If they were to ridged, they would literally snap when rolled over. So they need to bend somewhat.
Well, the tracks at one of my subway stop bend a LOT! The bend down easily 6 or 8 inches when the train passes. The whole track dips including the wooden stretchers. The tracks are laid over gravel stones instead of concrete, so there’s space under neath them.
Then the train comes, they bend. There’s also a rail joint at that same spot. So when the train goes by and hits the joint, there’s a very loud bang.
I tried to get this video to show it. You can somewhat see the rail move if you look closely. In person, you can really see it.
7 thoughts on “Subway Rails Get Bent”
Here in Phoenix, they are installing the new lines for our upcoming Light Rail syatem.. Some morons used a torch to make some cuts in the line and we had some cracks months before the scheduled opening. Should be fixed soon and open on time though. 🙂

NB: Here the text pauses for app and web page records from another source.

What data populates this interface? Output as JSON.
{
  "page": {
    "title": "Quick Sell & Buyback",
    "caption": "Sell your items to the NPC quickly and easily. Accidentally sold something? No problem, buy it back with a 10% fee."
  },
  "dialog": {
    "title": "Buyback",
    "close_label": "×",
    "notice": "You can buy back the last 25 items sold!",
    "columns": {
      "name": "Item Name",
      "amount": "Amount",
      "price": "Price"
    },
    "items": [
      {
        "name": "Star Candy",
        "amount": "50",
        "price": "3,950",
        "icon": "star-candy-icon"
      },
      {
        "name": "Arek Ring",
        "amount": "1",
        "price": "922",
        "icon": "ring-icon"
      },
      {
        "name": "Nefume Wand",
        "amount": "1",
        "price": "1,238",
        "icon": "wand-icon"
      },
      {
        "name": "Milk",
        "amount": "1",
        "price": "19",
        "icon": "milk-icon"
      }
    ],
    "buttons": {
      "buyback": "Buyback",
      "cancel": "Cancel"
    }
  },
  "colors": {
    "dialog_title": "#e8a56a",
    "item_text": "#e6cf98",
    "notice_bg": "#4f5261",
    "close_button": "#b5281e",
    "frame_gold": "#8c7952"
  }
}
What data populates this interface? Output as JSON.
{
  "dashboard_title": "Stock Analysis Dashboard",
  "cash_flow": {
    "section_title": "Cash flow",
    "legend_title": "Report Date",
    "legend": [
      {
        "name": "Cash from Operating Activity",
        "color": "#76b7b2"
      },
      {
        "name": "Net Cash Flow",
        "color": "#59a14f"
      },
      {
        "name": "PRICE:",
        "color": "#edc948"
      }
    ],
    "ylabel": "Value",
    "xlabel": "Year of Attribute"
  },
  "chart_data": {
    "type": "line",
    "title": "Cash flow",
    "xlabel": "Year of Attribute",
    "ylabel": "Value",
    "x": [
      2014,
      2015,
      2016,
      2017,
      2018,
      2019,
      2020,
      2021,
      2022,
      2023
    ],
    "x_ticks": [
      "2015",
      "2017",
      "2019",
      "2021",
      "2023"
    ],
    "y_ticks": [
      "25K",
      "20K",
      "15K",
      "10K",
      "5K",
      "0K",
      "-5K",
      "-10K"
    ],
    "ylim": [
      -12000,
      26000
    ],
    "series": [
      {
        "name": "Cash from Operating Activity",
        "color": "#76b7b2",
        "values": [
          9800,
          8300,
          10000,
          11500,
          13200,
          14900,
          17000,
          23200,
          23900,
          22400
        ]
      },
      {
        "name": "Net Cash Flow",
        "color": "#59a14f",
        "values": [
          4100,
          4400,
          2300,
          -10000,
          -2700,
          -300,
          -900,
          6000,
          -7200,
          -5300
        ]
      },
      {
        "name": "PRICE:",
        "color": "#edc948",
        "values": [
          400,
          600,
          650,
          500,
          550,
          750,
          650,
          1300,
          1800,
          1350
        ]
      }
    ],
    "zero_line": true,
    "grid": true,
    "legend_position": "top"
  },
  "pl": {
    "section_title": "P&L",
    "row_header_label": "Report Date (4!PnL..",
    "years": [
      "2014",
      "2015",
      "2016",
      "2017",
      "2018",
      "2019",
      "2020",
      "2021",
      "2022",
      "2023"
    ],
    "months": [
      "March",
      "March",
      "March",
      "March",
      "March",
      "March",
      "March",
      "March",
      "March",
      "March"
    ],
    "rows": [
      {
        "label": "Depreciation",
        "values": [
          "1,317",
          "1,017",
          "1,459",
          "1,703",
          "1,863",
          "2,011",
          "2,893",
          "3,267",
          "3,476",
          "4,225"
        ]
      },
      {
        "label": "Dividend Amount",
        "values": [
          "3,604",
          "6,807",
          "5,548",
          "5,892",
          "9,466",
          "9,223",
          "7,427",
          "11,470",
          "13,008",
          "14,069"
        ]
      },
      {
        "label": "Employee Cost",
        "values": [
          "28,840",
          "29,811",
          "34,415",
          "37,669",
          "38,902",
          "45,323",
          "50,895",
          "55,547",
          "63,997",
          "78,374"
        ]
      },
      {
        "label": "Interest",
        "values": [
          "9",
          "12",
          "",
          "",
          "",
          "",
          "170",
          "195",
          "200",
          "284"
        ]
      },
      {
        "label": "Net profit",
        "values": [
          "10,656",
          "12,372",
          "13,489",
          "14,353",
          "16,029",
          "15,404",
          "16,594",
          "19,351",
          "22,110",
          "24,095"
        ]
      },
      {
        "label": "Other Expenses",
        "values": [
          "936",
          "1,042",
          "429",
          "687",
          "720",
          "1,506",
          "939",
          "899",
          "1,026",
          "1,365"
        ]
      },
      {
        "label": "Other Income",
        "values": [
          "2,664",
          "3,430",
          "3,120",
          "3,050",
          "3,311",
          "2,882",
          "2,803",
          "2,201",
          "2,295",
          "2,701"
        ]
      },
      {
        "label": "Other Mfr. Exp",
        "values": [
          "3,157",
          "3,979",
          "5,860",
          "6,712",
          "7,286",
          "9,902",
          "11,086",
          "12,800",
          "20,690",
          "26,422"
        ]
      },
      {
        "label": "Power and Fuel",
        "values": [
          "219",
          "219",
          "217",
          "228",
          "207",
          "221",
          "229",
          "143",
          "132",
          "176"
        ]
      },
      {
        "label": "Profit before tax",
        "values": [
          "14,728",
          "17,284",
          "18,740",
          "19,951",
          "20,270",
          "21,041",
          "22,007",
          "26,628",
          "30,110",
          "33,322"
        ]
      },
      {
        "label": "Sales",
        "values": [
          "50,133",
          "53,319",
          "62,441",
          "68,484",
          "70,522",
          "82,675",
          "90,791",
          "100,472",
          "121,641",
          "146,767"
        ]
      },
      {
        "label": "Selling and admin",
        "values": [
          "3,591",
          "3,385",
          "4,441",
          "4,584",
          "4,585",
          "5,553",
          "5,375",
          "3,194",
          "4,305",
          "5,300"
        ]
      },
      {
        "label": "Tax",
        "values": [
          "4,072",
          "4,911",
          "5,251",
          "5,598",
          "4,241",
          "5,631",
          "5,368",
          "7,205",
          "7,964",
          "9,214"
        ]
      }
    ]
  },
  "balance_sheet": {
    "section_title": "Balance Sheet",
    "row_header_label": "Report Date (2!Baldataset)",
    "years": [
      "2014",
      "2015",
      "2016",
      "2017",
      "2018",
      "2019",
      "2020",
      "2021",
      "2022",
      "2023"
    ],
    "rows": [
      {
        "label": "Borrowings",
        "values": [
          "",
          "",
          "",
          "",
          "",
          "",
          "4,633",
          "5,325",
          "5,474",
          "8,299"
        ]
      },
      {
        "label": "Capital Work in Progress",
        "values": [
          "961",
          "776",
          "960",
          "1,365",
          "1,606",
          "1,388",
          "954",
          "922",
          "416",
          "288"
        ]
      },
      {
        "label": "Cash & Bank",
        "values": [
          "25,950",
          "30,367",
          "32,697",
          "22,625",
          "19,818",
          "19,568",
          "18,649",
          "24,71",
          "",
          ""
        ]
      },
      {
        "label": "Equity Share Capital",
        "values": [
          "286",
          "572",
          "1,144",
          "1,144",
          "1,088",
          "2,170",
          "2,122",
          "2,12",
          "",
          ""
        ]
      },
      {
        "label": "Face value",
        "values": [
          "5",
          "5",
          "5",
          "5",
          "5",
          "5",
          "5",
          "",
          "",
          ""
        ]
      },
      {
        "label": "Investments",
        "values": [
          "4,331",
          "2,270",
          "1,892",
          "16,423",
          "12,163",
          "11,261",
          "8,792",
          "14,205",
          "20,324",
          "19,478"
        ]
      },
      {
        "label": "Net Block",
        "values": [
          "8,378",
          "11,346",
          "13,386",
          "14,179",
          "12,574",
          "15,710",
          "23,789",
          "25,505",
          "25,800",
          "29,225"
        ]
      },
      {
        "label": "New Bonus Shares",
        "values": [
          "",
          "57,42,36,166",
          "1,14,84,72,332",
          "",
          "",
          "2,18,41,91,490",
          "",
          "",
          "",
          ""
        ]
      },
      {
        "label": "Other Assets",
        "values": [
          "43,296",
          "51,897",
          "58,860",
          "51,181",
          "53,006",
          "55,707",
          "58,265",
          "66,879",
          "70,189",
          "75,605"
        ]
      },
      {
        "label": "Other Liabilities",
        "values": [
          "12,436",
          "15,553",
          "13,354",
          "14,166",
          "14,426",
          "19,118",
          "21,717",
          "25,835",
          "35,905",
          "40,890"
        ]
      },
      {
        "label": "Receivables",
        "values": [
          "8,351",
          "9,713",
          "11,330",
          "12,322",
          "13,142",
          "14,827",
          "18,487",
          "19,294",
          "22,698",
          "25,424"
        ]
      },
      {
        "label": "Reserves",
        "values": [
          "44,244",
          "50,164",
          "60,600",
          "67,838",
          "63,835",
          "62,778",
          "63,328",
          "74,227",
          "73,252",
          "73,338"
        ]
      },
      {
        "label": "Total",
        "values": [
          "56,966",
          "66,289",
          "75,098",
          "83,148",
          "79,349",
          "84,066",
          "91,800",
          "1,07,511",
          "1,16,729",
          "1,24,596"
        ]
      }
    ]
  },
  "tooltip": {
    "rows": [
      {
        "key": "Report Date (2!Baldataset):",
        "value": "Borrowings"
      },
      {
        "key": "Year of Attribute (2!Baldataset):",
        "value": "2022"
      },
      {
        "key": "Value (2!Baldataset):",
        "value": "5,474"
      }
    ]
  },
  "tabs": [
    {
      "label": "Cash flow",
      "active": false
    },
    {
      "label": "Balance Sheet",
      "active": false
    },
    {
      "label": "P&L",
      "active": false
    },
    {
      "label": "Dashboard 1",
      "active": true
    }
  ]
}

The Track Inspector is probably aware of this condition already, but in case he isn’t please report it to New York Transit. Use the survey marker on the column ( the yellow sign with the numbers )in your video and the track #. On the I.R.T. The tracks are numbered as follows, Downtown local is track #1, Dt exp #2, Up town exp #3 and up town local #4. On the lettered lines it’s D/t local #1, D/t exp. #3 up town exp #4 up town local #2. Customer complaints get handled faster than you would think. While this situation may not be an emergency, it still needs attention. Good looking out.
This happens all the time. im surprised no trains ever derailed yet
I think it’s actually an optical illusion caused by the traction power shoes, which are blocking the line of site between you and the rail. If you look at a train passing by from the other platform enough, you’ll think you’re seeing it everywhere.
The only way to actually tell if it’s bending a lot is to be closer to the level of the tracks so that the traction power shoe isn’t blocking your line-of-site.
There used to be a place where you could kinda do this — the back of the uptown local platform on the 1 train at 59th street. The east-side rail of the downtown express track would bend a bit into the ballast when a train went on it. But since then, the MTA has replaced the pebble ballast with concrete and there is no bending.
No no, it is defininately flexing a ton. The wooden beams drop 6 inches.
This is the exact place you are talking about. It’s still gravel over there, not concrete. The downtown express track bed has been replaced with concrete. But from the uptown 1 platform, you can see the uptown express track. It is that uptown express track that is still “pebble ballast” and bends like hell.
I think there’s space under the pebbles that the wooden blocks drop into when the weight of the train passes over it.
[…] it’s not really a huge shock. I posted this video over a month ago about a section of track at 59th street that sags 6″ or more when the train passes over it. […]
Was there a stopage or halt to the Uptown 6 train service tonight in NY around 11pm or so? I heard that there was a police investigation somewhere down the track line and that hundreds of people were stranded inside the train for almost an hour. I think they said train was stopped around 86th st. Can anybody confirm??